» **Work to be completed**
Look through the material below and return every line that contains "Installation".
-- Opening Marker --
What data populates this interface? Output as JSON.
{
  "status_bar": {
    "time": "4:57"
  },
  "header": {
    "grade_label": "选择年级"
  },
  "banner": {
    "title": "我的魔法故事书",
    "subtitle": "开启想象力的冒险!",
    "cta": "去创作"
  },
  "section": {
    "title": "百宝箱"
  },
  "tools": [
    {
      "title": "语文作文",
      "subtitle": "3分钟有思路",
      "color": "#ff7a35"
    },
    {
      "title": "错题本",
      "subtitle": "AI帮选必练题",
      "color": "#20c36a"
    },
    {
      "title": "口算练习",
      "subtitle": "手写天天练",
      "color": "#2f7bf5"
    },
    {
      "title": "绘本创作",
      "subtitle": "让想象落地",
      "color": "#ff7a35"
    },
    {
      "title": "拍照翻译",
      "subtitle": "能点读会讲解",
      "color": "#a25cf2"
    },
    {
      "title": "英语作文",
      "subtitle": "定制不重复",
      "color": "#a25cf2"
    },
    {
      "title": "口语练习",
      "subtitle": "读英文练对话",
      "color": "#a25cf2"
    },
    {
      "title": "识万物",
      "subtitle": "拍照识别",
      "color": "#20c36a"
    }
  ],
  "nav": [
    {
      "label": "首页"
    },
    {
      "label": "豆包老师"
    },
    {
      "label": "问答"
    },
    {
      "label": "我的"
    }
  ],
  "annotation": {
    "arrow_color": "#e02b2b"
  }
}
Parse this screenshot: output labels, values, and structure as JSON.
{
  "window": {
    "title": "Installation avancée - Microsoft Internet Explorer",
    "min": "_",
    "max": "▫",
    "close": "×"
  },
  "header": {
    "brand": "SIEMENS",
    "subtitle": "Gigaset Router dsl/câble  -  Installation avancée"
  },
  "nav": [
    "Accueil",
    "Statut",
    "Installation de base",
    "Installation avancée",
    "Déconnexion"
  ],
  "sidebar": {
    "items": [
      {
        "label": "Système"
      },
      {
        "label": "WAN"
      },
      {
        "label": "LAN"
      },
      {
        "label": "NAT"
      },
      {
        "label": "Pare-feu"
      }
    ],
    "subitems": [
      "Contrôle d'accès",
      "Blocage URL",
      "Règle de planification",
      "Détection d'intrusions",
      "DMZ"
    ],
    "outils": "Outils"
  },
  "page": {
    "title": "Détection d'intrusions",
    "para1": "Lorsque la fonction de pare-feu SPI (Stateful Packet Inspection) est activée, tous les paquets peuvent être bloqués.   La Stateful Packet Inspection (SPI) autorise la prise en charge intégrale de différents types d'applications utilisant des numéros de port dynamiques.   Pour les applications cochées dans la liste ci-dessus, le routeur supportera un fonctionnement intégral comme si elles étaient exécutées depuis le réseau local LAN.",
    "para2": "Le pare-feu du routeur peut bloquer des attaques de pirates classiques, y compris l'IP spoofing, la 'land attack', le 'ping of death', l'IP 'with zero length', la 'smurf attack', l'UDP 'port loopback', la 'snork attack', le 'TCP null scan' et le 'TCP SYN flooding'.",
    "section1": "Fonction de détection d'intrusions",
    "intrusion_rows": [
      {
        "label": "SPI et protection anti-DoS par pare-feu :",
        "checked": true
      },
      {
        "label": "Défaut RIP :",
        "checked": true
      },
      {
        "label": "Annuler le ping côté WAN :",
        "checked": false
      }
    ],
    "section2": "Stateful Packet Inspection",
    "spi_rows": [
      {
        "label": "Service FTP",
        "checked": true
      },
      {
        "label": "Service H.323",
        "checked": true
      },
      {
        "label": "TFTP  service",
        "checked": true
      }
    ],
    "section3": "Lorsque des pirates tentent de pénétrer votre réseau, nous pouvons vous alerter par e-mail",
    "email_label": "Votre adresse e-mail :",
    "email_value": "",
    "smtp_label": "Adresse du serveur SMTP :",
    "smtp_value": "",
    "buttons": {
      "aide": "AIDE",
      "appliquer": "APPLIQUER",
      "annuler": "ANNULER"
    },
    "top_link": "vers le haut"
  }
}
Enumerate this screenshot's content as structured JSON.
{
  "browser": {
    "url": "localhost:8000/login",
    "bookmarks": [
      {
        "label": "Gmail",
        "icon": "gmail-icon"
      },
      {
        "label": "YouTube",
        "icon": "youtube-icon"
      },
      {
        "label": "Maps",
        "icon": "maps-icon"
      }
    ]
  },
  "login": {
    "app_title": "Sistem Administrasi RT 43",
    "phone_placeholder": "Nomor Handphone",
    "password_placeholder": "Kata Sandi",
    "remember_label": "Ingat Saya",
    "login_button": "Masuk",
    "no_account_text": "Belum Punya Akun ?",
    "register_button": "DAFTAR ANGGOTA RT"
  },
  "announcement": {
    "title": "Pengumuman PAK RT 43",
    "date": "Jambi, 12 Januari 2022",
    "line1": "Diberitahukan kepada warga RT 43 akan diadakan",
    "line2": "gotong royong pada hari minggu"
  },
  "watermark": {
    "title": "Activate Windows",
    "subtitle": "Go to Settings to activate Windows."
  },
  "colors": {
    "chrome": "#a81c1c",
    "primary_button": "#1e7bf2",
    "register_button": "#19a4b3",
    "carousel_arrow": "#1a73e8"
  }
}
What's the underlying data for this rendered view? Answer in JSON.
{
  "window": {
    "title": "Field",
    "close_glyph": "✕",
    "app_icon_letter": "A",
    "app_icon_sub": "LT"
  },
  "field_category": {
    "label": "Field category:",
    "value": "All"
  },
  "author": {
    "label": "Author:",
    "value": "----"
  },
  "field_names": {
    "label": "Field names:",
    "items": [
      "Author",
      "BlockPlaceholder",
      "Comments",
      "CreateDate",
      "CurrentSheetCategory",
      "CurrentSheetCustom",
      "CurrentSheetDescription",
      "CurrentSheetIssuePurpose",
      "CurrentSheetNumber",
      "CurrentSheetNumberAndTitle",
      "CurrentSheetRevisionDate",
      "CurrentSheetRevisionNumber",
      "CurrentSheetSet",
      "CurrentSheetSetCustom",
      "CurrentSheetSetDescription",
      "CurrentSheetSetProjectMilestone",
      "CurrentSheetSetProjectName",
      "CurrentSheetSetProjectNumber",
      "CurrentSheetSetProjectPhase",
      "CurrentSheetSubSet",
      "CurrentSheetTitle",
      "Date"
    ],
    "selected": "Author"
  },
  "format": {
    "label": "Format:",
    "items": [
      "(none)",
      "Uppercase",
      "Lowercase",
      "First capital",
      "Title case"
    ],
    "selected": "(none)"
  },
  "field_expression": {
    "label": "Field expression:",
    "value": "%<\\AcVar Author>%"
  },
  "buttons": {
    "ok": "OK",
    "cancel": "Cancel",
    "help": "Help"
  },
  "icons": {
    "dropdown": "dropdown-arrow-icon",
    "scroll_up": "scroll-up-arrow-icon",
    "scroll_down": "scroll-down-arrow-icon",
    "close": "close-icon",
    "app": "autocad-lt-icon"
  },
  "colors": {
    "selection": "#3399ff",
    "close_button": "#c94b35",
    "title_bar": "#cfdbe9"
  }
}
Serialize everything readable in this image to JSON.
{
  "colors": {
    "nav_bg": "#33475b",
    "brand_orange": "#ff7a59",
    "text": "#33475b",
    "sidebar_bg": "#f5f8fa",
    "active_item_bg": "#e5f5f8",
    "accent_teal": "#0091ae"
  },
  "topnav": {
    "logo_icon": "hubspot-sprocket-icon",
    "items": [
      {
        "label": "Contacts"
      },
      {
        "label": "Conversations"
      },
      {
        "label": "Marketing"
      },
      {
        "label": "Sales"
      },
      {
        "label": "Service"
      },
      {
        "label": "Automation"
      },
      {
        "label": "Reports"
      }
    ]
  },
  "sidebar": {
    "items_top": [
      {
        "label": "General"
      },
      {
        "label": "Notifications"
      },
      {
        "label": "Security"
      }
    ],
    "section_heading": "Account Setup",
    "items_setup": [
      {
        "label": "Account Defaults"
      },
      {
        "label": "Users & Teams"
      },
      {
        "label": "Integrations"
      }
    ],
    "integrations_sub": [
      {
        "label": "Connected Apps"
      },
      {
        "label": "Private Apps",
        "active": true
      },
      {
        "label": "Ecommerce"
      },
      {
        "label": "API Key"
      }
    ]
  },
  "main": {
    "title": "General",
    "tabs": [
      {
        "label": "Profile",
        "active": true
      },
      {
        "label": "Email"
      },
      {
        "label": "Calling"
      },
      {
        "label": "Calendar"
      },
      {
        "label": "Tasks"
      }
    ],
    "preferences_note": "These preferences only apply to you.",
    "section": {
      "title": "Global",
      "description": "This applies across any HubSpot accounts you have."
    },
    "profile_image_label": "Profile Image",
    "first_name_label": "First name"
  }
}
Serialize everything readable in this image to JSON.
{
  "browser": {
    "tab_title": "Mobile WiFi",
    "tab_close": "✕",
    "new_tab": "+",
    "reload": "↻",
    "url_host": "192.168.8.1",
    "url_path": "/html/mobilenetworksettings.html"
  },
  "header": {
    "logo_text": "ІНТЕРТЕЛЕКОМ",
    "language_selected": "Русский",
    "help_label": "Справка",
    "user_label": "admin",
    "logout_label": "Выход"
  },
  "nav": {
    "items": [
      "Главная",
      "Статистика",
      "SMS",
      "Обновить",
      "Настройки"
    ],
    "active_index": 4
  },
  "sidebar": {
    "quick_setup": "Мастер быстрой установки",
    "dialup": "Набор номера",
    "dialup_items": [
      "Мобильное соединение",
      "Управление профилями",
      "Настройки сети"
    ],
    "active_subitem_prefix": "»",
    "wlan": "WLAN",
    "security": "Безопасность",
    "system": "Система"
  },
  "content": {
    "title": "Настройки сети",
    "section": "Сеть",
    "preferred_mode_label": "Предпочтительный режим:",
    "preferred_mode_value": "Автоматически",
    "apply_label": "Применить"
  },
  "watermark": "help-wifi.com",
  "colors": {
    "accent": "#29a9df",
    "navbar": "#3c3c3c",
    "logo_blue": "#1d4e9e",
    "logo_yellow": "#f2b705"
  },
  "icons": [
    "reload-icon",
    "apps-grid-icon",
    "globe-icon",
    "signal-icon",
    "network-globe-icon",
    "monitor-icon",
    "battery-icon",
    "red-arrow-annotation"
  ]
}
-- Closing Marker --
» **Solution below**
    "title": "Installation avancée - Microsoft Internet Explorer",
    "subtitle": "Gigaset Router dsl/câble  -  Installation avancée"
    "Installation de base",
    "Installation avancée",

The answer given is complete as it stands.